Therapeutics and Clinical Risk Management published a study titled Cannabinoids in the Management of Difficult to Treat Pain, through neurologist and researcher Dr. Ethan Russo.
Cannabinoids were found to bind to areas of the periaqueductal gray matter (an area of the brain that modulates pain transmission) which have been implicated in migraine generation.
Endocannabinoid levels were decreased in patients with chronic migraines suggesting that endocannabinoid dysfunction is involved. Exogenous cannabinoids such as CBD encourage the production of our naturally occurring endocannabinoids.
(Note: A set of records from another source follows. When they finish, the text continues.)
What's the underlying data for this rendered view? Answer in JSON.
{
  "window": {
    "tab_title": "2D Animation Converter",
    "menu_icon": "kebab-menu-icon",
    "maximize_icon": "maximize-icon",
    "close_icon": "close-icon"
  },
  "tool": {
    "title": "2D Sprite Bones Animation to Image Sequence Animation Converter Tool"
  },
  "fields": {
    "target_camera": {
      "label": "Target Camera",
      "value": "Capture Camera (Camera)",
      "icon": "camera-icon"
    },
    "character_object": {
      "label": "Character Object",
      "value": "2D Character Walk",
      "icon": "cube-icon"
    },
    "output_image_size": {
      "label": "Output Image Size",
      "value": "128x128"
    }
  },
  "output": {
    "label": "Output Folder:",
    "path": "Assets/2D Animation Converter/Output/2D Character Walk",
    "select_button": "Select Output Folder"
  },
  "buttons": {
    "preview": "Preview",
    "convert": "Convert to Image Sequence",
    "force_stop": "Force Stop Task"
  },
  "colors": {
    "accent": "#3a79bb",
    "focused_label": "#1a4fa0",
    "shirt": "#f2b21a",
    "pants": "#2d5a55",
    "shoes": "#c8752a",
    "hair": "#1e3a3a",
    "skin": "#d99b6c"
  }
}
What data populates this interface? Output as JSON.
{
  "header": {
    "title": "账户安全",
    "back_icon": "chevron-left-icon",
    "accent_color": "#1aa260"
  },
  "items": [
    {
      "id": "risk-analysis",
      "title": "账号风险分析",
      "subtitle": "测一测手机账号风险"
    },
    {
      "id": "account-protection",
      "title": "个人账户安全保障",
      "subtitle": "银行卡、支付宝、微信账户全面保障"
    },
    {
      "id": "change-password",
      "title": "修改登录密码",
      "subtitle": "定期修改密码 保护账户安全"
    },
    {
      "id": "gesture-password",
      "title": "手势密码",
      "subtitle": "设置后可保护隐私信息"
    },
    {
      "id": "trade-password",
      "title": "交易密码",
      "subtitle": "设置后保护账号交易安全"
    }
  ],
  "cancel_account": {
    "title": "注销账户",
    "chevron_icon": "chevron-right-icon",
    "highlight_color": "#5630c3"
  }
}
One of the most common symptoms of a migraine is nausea, pain, sensitivity to light and even vomiting. The British Journal of Pharmacology conducted a study to outline that CBD produces its anti-emetic (antinausea) effect by indirectly activating the somatodendritic 5-HT1a autoreceptor in the dorsal raphe nucleus (DRN).